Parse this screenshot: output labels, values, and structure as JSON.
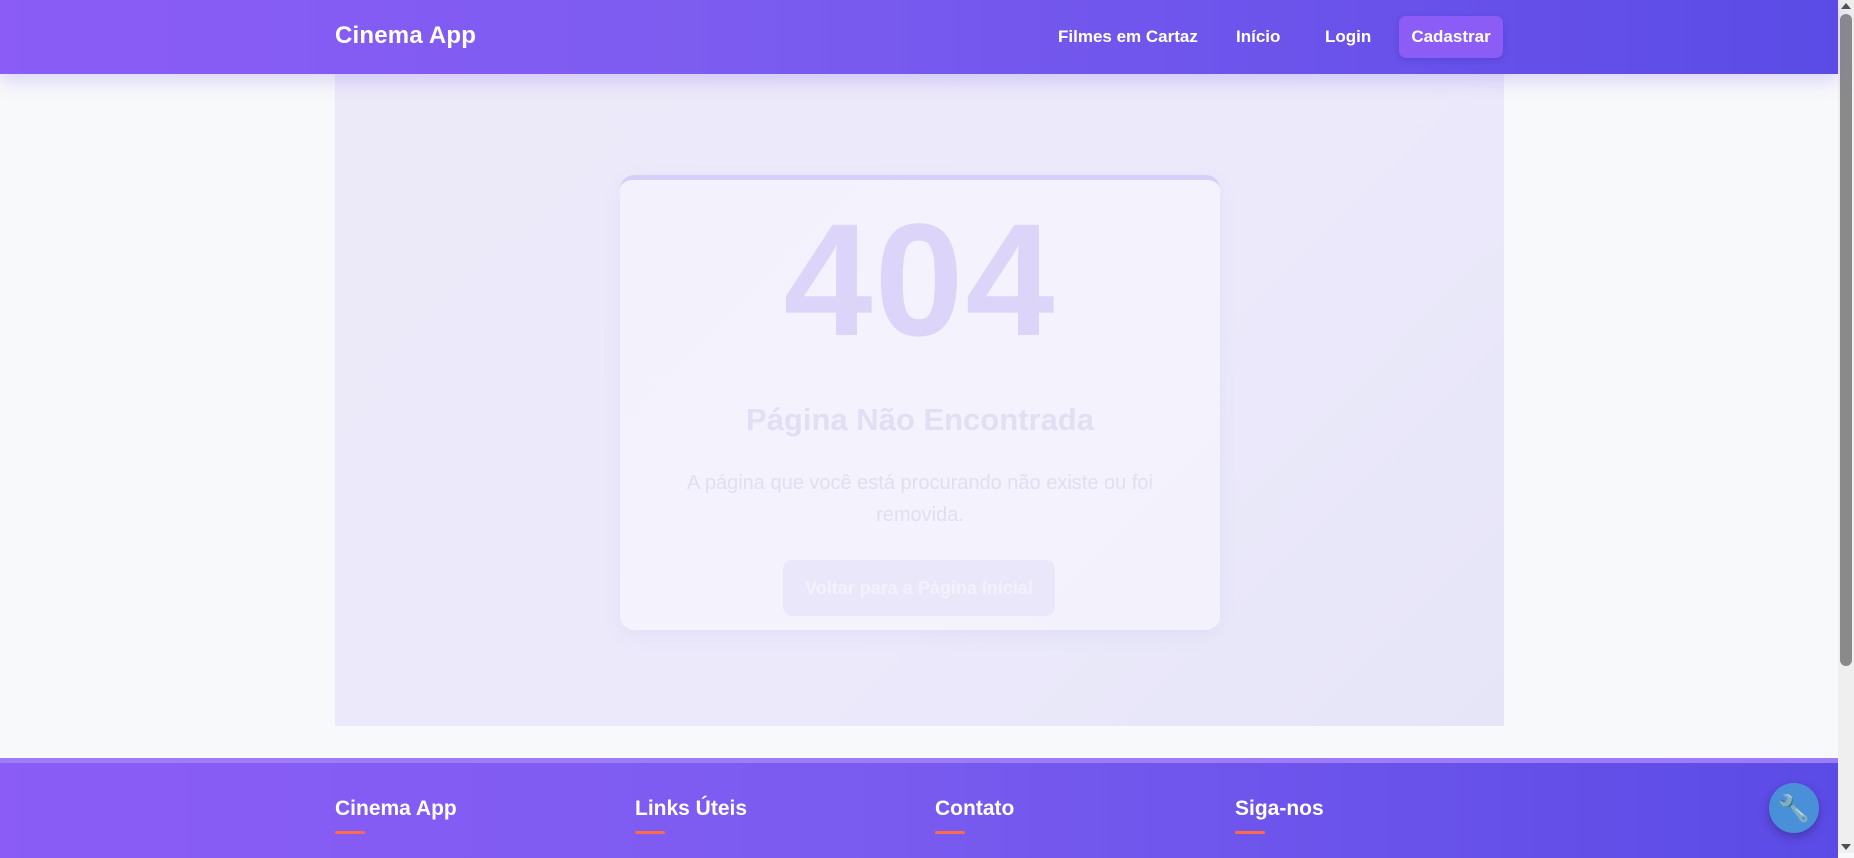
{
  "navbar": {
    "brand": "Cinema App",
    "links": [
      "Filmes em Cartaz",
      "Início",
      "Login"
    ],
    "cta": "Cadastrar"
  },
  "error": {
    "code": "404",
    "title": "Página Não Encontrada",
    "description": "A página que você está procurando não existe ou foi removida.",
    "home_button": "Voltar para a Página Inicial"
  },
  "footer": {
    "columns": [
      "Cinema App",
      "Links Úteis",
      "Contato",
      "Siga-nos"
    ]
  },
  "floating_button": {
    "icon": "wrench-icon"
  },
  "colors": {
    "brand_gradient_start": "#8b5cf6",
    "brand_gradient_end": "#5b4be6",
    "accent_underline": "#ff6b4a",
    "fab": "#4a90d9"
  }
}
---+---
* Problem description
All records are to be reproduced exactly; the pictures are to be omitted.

* Task result
Parse this screenshot: output labels, values, and structure as JSON.
{
  "navbar": {
    "brand": "Cinema App",
    "links": [
      "Filmes em Cartaz",
      "Início",
      "Login"
    ],
    "cta": "Cadastrar"
  },
  "error": {
    "code": "404",
    "title": "Página Não Encontrada",
    "description": "A página que você está procurando não existe ou foi removida.",
    "home_button": "Voltar para a Página Inicial"
  },
  "footer": {
    "columns": [
      "Cinema App",
      "Links Úteis",
      "Contato",
      "Siga-nos"
    ]
  },
  "floating_button": {
    "icon": "wrench-icon"
  },
  "colors": {
    "brand_gradient_start": "#8b5cf6",
    "brand_gradient_end": "#5b4be6",
    "accent_underline": "#ff6b4a",
    "fab": "#4a90d9"
  }
}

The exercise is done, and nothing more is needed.